I nervously pace around the court of the Priests, paying little attention to the discussion around me. Joseph, the Arimathean, glances up and pats the empty space next to him. As I slide in beside him, he whispers, “Do not concern yourself, Nicodemus. The guards were merely sent to question the Rabbi, nothing more.”

His words are kind, but untrue. The chief priests have been lying in wait for the one known as Jesus, hoping he would appear at the Feast of Tabernacles. They have had guards posted on the temple steps watching for him. Continue reading

Water or Wine? Man or Messiah?

On the fourth day of Master Simeon’s wedding feast, the wine ran out. We’d seen it coming, of course. The day before, my brother Jehu had hurried back to the kitchen with an empty wine jug in his hand, his forehead creased with worry. He rushed over to count the remaining wine skins and then silently beckoned me over.

“We’re not going to have enough,” he whispered. Continue reading

Follow Me
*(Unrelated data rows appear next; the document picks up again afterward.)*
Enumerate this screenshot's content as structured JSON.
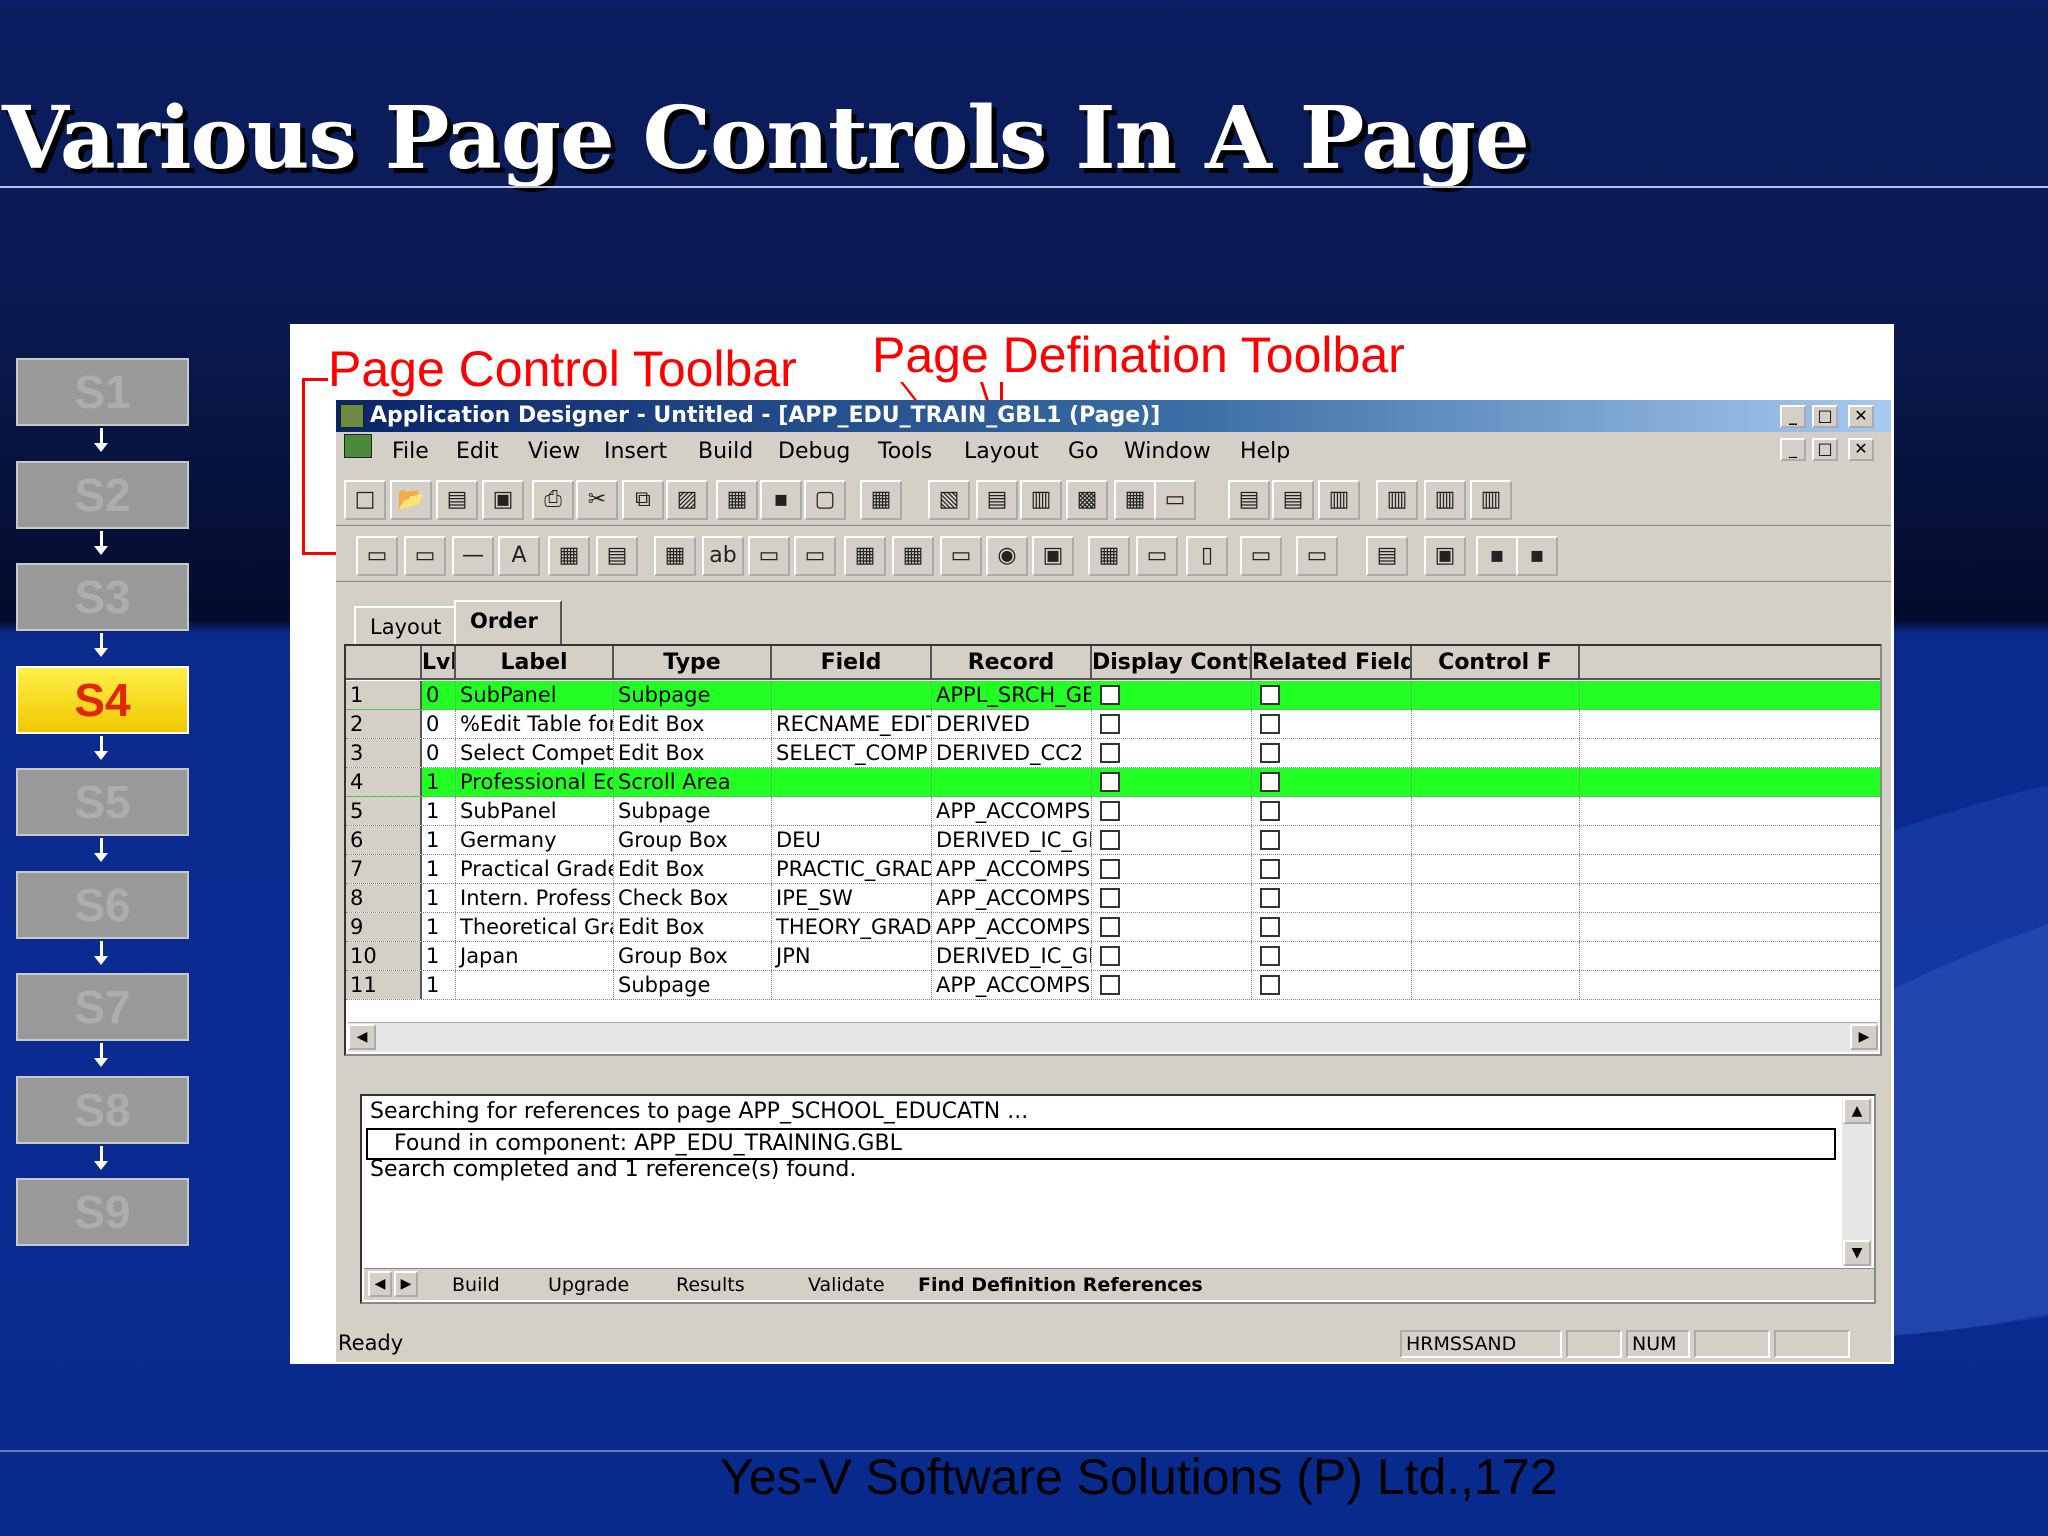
{
  "slide": {
    "title": "Various Page Controls In A Page",
    "footer": "Yes-V Software Solutions (P) Ltd.,172"
  },
  "steps": {
    "items": [
      "S1",
      "S2",
      "S3",
      "S4",
      "S5",
      "S6",
      "S7",
      "S8",
      "S9"
    ],
    "active": "S4"
  },
  "annotations": {
    "page_control": "Page Control Toolbar",
    "page_definition": "Page Defination Toolbar",
    "color": "#ff0000"
  },
  "window": {
    "title": "Application Designer - Untitled - [APP_EDU_TRAIN_GBL1 (Page)]",
    "controls": [
      "_",
      "□",
      "✕"
    ],
    "menu": [
      "File",
      "Edit",
      "View",
      "Insert",
      "Build",
      "Debug",
      "Tools",
      "Layout",
      "Go",
      "Window",
      "Help"
    ],
    "tabs": [
      "Layout",
      "Order"
    ],
    "active_tab": "Order",
    "columns": [
      "Lvl",
      "Label",
      "Type",
      "Field",
      "Record",
      "Display Control",
      "Related Field",
      "Control F"
    ],
    "rows": [
      {
        "n": "1",
        "lvl": "0",
        "label": "SubPanel",
        "type": "Subpage",
        "field": "",
        "record": "APPL_SRCH_GB",
        "hl": true
      },
      {
        "n": "2",
        "lvl": "0",
        "label": "%Edit Table for R",
        "type": "Edit Box",
        "field": "RECNAME_EDIT",
        "record": "DERIVED",
        "hl": false
      },
      {
        "n": "3",
        "lvl": "0",
        "label": "Select Competenc",
        "type": "Edit Box",
        "field": "SELECT_COMP",
        "record": "DERIVED_CC2",
        "hl": false
      },
      {
        "n": "4",
        "lvl": "1",
        "label": "Professional Educ",
        "type": "Scroll Area",
        "field": "",
        "record": "",
        "hl": true
      },
      {
        "n": "5",
        "lvl": "1",
        "label": "SubPanel",
        "type": "Subpage",
        "field": "",
        "record": "APP_ACCOMPS",
        "hl": false
      },
      {
        "n": "6",
        "lvl": "1",
        "label": "Germany",
        "type": "Group Box",
        "field": "DEU",
        "record": "DERIVED_IC_GB",
        "hl": false
      },
      {
        "n": "7",
        "lvl": "1",
        "label": "Practical Grade",
        "type": "Edit Box",
        "field": "PRACTIC_GRAD",
        "record": "APP_ACCOMPS",
        "hl": false
      },
      {
        "n": "8",
        "lvl": "1",
        "label": "Intern. Profession",
        "type": "Check Box",
        "field": "IPE_SW",
        "record": "APP_ACCOMPS",
        "hl": false
      },
      {
        "n": "9",
        "lvl": "1",
        "label": "Theoretical Grade",
        "type": "Edit Box",
        "field": "THEORY_GRAD",
        "record": "APP_ACCOMPS",
        "hl": false
      },
      {
        "n": "10",
        "lvl": "1",
        "label": "Japan",
        "type": "Group Box",
        "field": "JPN",
        "record": "DERIVED_IC_GB",
        "hl": false
      },
      {
        "n": "11",
        "lvl": "1",
        "label": "",
        "type": "Subpage",
        "field": "",
        "record": "APP_ACCOMPS",
        "hl": false
      }
    ],
    "highlight_color": "#22ff22",
    "output": [
      "Searching for references to page APP_SCHOOL_EDUCATN ...",
      "Found in component: APP_EDU_TRAINING.GBL",
      "Search completed and 1 reference(s) found."
    ],
    "output_tabs": [
      "Build",
      "Upgrade",
      "Results",
      "Validate",
      "Find Definition References"
    ],
    "status": {
      "text": "Ready",
      "server": "HRMSSAND",
      "num": "NUM"
    }
  }
}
I bend down and feel for the money bag at my feet. It’s heavier than normal for this time of the day. I’ve had the usual quota of ‘poor harvest’ stories, of course, but generally people know I mean business. Pay your taxes or suffer the consequence, that’s my motto. There’s the odd person who comes in and tries to play the ‘we grew up together’ card. Yet, I always remind myself of how they treat me once I leave this booth. To them I am the scum of the earth. Continue reading

Water-Walking

In all my years fishing on the Sea of Galilee, I had never seen a storm like this. Throughout the night the wind’s strength grew. It belligerently resisted us, flinging angry waves across our bow. As we fought to stay upright on the crests and troughs, despondency set in. We were tired, soaked to the bone and starting to fear for our lives. Then we saw a shadow moving across the water. Terror clenched at my heart and someone screamed. Could this be a spirit—a sure sign that we were doomed to die in this accursed storm? Continue reading

The Empty Cushion

Today our journey finds us winding down a dusty path between simple mud-brick homes. As we duck into the narrow entrance of one of these, we hear the clatter of a falling jug followed by a soft curse. After the bright sunlight, it takes our eyes a while to adjust to the dark interior, and so we hear the talking and laughter before we actually see the group of people reclining at a low table. From behind a wall a woman appears, the shards of a broken jug in her hands. As she leans down to speak to the rabbi, her eyes narrow accusingly on the single woman in the group. Continue reading